Miscellaneous movements

Owen/Cox Dance Group culminated its 12th season with two original works accompanied by pianist Kairy Koshoeva.

Owen Cox Dance Group

Sunday afternoon at University of Missouri Kansas City’s White Recital Hall, Owen/Cox Dance Group presented two spirited works, both set to music by German composers and accompanied live by pianist Kairy Koshoeva.

The bill of the program Ludus Tonalis featured music from Paul Hindemith, who, born at the end of the 1800s, was considered to be a master of 20th century counterpoint. When the company first premiered the piece in 2015 it only included 20 of the 25 movements, but this weekend’s version encompassed the entire composition. Latin for play or game of tones, Ludus Tonalis alternated between fugues and interludes, with a prelude and postlude serving as bookends.

The constant variety of moods and melodies allowed the dancers to try on different personalities, from silly, to somber and somewhere in-between. Kansas City Ballet dancers Joshua Bodden, Whitney Huell, and Taryn Mejia comfortably connected with one another and committed to the quirky choreography in “Fuga in G.” Three cohabiting couples demonstrated slow-motion partnering in “Fuga in F.”

Caroline Dahm exhibited a rich, expansive movement quality in “Interludium Secundum.” She and Christopher Page-Sanders displayed striking dynamics including powerful cissones in “Interludium Decimum.” Dancer Ivan Braatz exhibited effortless buoyancy and an arresting stage presence. The finale “Postludium” was a retrograde of the opening movement “Praeludium.” Reversing dance is difficult and time-intensive, but also rewarding to come full circle.

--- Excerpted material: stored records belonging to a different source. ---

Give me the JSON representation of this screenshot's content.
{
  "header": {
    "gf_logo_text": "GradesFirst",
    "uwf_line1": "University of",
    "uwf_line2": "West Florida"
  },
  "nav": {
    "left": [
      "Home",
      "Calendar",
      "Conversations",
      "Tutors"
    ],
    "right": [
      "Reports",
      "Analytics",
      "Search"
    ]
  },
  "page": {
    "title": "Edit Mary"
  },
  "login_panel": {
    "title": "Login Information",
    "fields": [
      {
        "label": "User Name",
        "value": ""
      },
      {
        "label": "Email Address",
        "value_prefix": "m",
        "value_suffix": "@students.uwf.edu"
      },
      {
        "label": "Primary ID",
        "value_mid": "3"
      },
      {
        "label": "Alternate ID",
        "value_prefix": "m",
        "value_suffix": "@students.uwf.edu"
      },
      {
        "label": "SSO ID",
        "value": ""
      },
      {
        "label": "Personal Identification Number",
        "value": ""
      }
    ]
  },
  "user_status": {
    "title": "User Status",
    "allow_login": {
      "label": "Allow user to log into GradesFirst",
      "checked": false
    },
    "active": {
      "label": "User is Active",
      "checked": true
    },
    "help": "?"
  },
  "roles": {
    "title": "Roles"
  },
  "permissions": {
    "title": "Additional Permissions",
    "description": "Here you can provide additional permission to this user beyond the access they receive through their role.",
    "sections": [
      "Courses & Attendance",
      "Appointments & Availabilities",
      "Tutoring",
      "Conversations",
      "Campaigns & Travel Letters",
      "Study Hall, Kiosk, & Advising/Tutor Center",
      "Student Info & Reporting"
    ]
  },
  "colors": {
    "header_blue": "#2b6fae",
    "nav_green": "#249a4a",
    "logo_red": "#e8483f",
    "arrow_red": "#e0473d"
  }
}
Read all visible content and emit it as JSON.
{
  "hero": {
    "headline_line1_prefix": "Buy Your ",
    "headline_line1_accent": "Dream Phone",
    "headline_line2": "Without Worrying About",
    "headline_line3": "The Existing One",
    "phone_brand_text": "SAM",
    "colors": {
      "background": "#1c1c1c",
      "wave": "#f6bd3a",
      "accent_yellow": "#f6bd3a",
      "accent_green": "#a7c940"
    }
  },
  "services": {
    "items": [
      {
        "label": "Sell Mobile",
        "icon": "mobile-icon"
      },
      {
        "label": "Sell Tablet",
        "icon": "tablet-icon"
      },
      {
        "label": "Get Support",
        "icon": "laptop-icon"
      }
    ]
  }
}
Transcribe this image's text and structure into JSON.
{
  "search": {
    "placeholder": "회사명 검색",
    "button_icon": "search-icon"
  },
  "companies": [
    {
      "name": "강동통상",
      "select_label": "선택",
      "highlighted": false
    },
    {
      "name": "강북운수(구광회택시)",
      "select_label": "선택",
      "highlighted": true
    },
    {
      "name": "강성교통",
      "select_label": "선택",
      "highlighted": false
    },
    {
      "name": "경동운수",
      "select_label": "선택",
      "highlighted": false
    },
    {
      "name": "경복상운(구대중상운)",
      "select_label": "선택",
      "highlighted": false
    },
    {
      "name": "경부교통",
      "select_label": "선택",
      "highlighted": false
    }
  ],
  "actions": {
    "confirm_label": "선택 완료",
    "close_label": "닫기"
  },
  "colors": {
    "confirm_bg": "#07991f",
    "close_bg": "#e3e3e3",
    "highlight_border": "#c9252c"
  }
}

The hour-long work proved to be a big undertaking for artistic director Jennifer Owen, and the outcome, though commendable, was predominantly mediocre. The transitions felt choppy, some of the choreography appeared awkward, and the overall effect was repetitive and monotonous in contrast with the ever-changing musical melodies. In addition, exhaustion shone on many of the dancers’ faces.

Luckily, the ensemble had evident energy in the world premiere of Carnaval, set to Robert Schumann’s 21-piece composition of the same name. Carnaval shared some similarities to Ludus Tonalis, but was more succinct and engaging. The octet, who represented storied figures donned in the traditional Mardi Gras colors of green, yellow, and purple, entered one at a time then formed into four couples. The dancers aptly portrayed their designated characters; Michael Davis imitated the pantomime Pierrot, while Dahm proved fierce and flirty in “Coquette,” and Huell, Mejia, and Emily Mushinski mimicked excitable puppies in “Papillons.” Other highlights included Bodden’s perfectly placed solo “Florestan” and Braatz’s light and playful “Arlequin.” Unfortunately, the dancers struggled with synchronicity as an ensemble.

For Carnaval, Owen inventively combined multiple dance styles and vocabularies, employing particular moves, such as attitude and temps de flèche, often to create recognizable themes. “Pause and Marche des Davidsbundler contre les Philisins” incorporated court and folk steps, including the polonaise and mazurka. Owen also utilized the musical accents, which was even more enjoyable with Koshoeva’s brilliant live accompaniment.

The costumes for both works (designed by Hollie Hermès for Carnaval and Lisa Choules for Ludus Tonalis) were appropriate and appealing. However, Nicole Jaja’s lighting design was often on the dark side.


REVIEW:
Owen/Cox Dance Group
Lupus Tonalis
Sunday, June 10, 2018
White Recital Hall, University of Missouri Kansas City
For more information, visit http://www.owencoxdance.org/


Owen Cox Dance Group: “Carnaval.‘ Tiffany Matson Photography.